Q&A: Treatment potential of ALKS 3831 for schizophrenia, bipolar I disorder
Alkermes recently announced submission of a new drug application to the FDA for its investigational schizophrenia treatment ALKS 3831, a combination of olanzapine and samidorphan, for the treatment of schizophrenia and the treatment of bipolar I disorder. If approved, the drug is intended to provide the antipsychotic efficacy of olanzapine while mitigating olanzapine-associated weight gain.
Adam Simmons, MPH, director of clinical program management at Alkermes, spoke with Healio Psychiatry about the clinical trial results for ALKS 3831 and the impact its approval may have on treatment for patients with schizophrenia or bipolar I disorder. – by Joe Gramigna
Question: Can you provide some background on ALKS 3831?
Answer: ALKS 3831 is an investigational, once-daily oral antipsychotic drug candidate for the treatment of schizophrenia and the treatment of bipolar I disorder. It's composed of samidorphan, which is an opioid receptor antagonist, and olanzapine, which is an effective antipsychotic. The combination of these agents is intended to provide the antipsychotic efficacy of olanzapine while limiting its associated weight gain. We filed an NDA for ALKS 3831 with the FDA for the treatment of schizophrenia and bipolar I disorder in November. Data from the ENLIGHTEN clinical development program for ALKS 3831 was used to support that NDA and it includes two key studies in patients with schizophrenia.
The ENLIGHTEN-1 study evaluated the antipsychotic efficacy of ALKS 3831 compared with placebo over 4 weeks. In that study, ALKS 3831 demonstrated statistically significant reductions from baseline Positive and Negative Syndrome Scale (PANSS) scores at 4 weeks in comparison to the placebo arm. The olanzapine arm in that study achieved similar improvements from baseline PANSS scores compared to placebo.

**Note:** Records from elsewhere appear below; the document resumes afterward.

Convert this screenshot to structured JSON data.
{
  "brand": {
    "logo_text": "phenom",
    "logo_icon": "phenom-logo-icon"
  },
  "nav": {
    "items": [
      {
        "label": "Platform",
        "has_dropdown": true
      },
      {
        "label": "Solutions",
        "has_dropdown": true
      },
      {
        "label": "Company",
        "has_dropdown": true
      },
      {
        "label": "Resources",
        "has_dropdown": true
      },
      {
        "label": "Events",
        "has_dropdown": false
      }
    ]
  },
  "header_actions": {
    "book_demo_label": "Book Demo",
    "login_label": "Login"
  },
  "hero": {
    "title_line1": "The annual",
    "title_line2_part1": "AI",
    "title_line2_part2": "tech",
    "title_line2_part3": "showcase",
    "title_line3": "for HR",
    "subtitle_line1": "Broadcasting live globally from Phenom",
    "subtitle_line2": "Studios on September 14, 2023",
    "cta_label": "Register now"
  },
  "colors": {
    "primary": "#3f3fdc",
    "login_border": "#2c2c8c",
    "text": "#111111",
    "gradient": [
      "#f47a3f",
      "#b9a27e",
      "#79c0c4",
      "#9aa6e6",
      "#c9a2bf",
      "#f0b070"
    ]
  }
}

This year at the American College of Neuropsychopharmacology annual meeting, we presented the results of ENLIGHTEN-2, in which we assessed weight gain with ALKS 3831 compared with olanzapine alone over the course of 6 months. We demonstrated statistically significant improvements compared with olanzapine at 6 months for both the co-primary endpoints, one of those being percent change in baseline weight gain and the second one being the proportion of people who gained 10% or more of their baseline body weight. We also achieved statistical significance on the secondary endpoint, with the ALKS 3831 treatment group demonstrating a lower proportion of people who gained 7% or more of their baseline body weight.
Q: How does ALKS 3831 mitigate weight gain in these patient populations?
A: The mechanism of action of the investigational drug ALKS 3831 has not been determined. ALKS 3831 was designed to provide the antipsychotic efficacy of olanzapine while limiting olanzapine-associated weight gain, which is a serious side effect. In preclinical and clinical studies, researchers provided evidence for the critical role of the opioid system in mediating food reward, feeding behavior and metabolism, but we haven't determined the mechanism of action specific to ALKS 3831.
Q: If the drug is approved, is there anything specific clinicians should know?
A: If approved, ALKS 3831 would be an important addition to treatment options available to clinicians. We look forward to working with the FDA over the coming year to bring this potential new medication to approval.
Q: How might its approval impact treatment of these patient populations?
A: There's a significant unmet patient need that remains in schizophrenia and bipolar I disorder despite the number of treatment options that are available. Patients deserve new treatment options that don't sacrifice tolerability for efficacy.
Hopefully, we'll be able to offer another additional treatment option for clinicians in the treatment of schizophrenia and bipolar I disorder.
Disclosures: Simmons is employed by Alkermes.